Dagger Squadron Pilots
seemed like it was worth testing. I played on VASSAL a bunch (winning the Team Covenant VASSAL tournament), and came in second at a monthly event near me, losing to an Imperial list that had everything at pilot skill six or higher. My squad list going into the World Championships was
, a Rookie X-wing, and two Dagger B-wings, each with
On the 2013 X-Wing World Championship:
In the World Championships, I faced two lists with Firesprays, four with YT-1300s, and one build with four X-wings. In each match, Advanced Sensors were extremely helpful. Barrel rolling to K-turn to a clear spot, focusing before purposefully ramming my own ships, and otherwise “cheating” the action mechanics worked really well for me.
My strategy against a TIE swarm was mainly based on the asteroids. A swarm player will drop asteroids in the corners, and usually has initiative, since they often run less than one-hundred points. My first asteroid is always in the middle, then my second asteroid is between that one and one of the corner asteroids. If they place their first two asteroids in my corners, I situate the rest of the asteroid field in my half and loiter there. If they place the asteroids in their corners, I make a hook and maneuver my ships into the pocket. I try to play so that Biggs can only be shot through the asteroids in the beginning, and the TIEs can't K-turn without landing on rocks. After that, you have to play it by ear and take range “1” shots when you can.
Paul Heaver in action during the World Championship finals
All in all, I was surprised at how many large ships I faced at Worlds. Generally, my plan against large ships is to force them to navigate the asteroid field, while Advanced Sensors lets me dodge rocks easier than the large ships. My only loss in the event was to a proton bomb-heavy Firespray list fielded by former World Champion Doug Kinney. Doug won with two hull left, so that match was nail-biter!
On the 2013 World Championship Finals:

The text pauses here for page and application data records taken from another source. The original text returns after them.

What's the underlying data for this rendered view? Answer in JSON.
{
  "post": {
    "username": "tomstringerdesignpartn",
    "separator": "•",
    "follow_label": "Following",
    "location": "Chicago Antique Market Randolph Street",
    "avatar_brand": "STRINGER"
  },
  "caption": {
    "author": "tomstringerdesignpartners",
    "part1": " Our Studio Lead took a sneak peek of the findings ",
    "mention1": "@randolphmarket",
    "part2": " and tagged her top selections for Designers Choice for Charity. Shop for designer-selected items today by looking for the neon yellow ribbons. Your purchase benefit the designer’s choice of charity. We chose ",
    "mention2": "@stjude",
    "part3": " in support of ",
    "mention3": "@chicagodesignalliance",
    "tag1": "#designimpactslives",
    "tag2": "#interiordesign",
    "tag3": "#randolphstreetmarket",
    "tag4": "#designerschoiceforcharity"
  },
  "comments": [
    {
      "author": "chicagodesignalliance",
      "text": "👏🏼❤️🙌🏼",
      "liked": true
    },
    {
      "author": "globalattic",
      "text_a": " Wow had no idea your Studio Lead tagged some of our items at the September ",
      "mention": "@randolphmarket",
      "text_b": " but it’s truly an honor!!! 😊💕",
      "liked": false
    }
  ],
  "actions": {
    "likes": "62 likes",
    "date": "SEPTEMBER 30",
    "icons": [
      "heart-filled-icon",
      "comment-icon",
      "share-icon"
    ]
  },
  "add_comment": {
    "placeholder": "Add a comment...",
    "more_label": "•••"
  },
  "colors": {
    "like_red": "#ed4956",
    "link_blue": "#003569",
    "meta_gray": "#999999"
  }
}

The final match of the World Championship lasted twenty-one rounds, but it seemed like more when we were playing. It was a game where the least likely events happened. I was surprised when Biggs one-shot “Dark Curse” at the beginning of the match, and even more surprised when Biggs rolled zero evades on sixteen dodge dice! With Biggs shot down and the rest of my ships in bad position, I resigned myself to killing as many TIEs as possible before losing.
Paul Heaver’s B-wings were briefly outnumbered two-to-six!
I realized that I needed “Howlrunner” to die to stand a chance of winning, or the phantom attack dice provided by her ability would overwhelm my B-Wing defenses. So I took shots at her instead of closer Academy Pilots, and when she was stressed from a K-turn, the second shot paid off. I definitely felt the tempo had come back to me and that I could joust better than the Academy Pilots, thanks to Advanced Sensors and my higher pilot skill values. I had been playing my squad list exclusively for the past six to eight weeks, so I'd gotten pretty good at using the Sensors to their full value. Never losing my action for the K-turn was key to winning the joust.
Click on the thumbnail above to watch full match coverage of the 2013
World Championship final match, originally presented live at
FFG's Twitch channel
Throughout the match, whenever a ship exploded, there were cheers from various the crowd. It slowly got louder and louder as more people stopped to watch the finals, and the tension ratcheted up as each ship died. You could tell the spectators were just as into the game as we were!